### Exercise description
Only lines holding "label" are needed; copy each of them from the data below.

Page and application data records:
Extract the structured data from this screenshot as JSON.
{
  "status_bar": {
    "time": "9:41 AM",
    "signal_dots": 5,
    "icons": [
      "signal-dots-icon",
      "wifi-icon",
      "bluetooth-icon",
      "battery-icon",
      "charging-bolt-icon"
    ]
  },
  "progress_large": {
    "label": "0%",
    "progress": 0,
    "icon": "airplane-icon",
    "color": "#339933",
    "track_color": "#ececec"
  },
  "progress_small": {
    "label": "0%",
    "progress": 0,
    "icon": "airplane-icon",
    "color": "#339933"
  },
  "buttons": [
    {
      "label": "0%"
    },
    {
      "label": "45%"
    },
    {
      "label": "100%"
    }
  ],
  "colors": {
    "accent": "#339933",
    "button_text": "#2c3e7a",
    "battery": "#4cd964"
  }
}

### Written solution
    "label": "0%",
    "label": "0%",
      "label": "0%"
      "label": "45%"
      "label": "100%"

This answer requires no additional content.